Green Cars

2010 Toyota Prius is dumb compared to the Chevy Volt

2010 Toyota Prius is dumb compared to the Chevy Volt Toyota just unveiled its latest iteration of the Prius, and while there are some neat enhancements the new model is far from revolutionary. But then, that could be another sign of Toyota’s approach to business which has often meant incremental improvements to existing designs. In this case that means a Prius with 50 mpg, a bigger engine, a solar powered fan, and LED headlights.

In contrast, General Motors is risking it all with the Chevy Volt to blaze a new path in the industry. All it took was a company on the verge of collapse to get there. If GM fails to turn its financial tailspin around, Toyota’s incremental approach could become the industry standard again. The 2010 Toyota Prius certainly promises to be reliable if not terribly exciting and here’s why.

"Instant acceleration", CNBC swoons over Chevy Volt test run

"Instant acceleration", CNBC swoons over Chevy Volt test run With billions of dollars in loans from the federal government under its belt, GM is playing a high stakes game and its survival is the ante. The company is struggling to change a widespread perception that its products are outdated and less reliable than foreign vehicles from the likes of Toyota. The Chevy Volt is the pinpoint of that effort, and GM just invited a reporter from CNBC to test drive the latest mule. There’s nothing like some superstar publicity to build customer intrigue, but will it survive cheap oil?

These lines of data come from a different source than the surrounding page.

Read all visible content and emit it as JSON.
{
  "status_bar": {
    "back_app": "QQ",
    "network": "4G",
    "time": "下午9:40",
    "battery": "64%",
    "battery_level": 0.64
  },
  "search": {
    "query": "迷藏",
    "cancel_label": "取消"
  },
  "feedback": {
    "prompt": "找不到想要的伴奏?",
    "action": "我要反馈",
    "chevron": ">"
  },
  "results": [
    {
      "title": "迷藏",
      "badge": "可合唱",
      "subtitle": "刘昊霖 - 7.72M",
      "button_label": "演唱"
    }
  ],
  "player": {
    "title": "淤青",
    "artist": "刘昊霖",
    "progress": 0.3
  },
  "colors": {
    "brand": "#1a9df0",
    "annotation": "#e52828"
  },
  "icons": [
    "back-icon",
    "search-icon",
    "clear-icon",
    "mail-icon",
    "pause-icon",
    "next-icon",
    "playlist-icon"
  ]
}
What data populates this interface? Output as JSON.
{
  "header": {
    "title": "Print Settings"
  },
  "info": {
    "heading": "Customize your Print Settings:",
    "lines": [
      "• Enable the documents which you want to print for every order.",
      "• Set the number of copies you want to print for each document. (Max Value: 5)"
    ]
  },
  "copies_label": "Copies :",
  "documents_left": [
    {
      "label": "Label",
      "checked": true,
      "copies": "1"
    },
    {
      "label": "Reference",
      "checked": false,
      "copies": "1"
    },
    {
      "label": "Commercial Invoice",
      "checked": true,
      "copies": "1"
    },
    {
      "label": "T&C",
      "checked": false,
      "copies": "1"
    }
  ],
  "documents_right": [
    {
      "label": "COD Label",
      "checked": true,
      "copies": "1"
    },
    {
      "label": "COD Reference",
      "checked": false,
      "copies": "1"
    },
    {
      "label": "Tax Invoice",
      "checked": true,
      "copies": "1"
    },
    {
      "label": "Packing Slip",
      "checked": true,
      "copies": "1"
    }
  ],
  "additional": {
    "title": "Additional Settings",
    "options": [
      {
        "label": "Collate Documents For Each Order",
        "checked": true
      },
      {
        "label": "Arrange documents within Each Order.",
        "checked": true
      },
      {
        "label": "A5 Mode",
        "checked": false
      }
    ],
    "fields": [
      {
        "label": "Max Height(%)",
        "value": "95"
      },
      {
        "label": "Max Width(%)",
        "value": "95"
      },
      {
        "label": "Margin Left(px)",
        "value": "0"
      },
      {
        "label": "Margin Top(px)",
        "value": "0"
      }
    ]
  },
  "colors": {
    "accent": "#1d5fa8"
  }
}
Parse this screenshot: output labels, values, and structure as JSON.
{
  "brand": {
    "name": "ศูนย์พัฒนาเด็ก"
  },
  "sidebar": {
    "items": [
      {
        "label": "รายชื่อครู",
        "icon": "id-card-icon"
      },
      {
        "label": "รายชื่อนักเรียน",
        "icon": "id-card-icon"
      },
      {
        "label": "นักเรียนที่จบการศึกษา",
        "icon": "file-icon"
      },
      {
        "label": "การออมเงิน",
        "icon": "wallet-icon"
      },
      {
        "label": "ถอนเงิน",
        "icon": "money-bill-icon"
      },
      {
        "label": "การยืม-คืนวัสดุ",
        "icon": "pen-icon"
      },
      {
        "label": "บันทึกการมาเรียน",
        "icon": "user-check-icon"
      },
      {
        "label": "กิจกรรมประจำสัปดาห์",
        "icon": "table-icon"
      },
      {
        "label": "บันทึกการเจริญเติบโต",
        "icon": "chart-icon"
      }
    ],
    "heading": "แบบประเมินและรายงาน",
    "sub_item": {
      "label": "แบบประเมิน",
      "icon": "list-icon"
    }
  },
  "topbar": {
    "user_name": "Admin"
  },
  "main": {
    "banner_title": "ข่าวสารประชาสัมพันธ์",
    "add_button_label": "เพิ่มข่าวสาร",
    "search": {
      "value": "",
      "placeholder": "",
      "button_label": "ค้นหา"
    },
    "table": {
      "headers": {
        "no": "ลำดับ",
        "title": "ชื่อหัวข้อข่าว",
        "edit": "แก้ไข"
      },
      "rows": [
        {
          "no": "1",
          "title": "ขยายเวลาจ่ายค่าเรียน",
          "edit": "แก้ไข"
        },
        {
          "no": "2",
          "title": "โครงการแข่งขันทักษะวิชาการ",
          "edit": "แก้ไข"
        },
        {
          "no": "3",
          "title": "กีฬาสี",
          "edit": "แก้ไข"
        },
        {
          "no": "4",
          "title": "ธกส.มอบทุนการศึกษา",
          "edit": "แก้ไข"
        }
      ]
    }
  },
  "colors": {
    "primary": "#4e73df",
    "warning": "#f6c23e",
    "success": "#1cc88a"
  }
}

New Chevy Volt plant screeches to a halt amidst GM cash problems

Chevy Volt GM has a checkered past when it comes to creating products and running a business with sustainability in mind. But with the balloon of gas prices in recent history, demand for fuel efficient vehicles has jumped upward and GM is racing to produce the Chevy Volt by 2010. The problem? GM’s dwindling supply of cash means plans to build a new manufacturing plant in Flint, MI stopping short.

Building the new plant would cost GM $370 million, and with the financial market in its current cash hoarding phase, the company is not able to acquire additional investments through traditional channels. Automaker pleas to Congress were recently shot down amid arguments with the United Auto Workers (UAW) union on allowing wage cuts that would bring compensation in line with Japanese automakers. The Whitehouse has indicated its willing to help, but no official decision is out yet.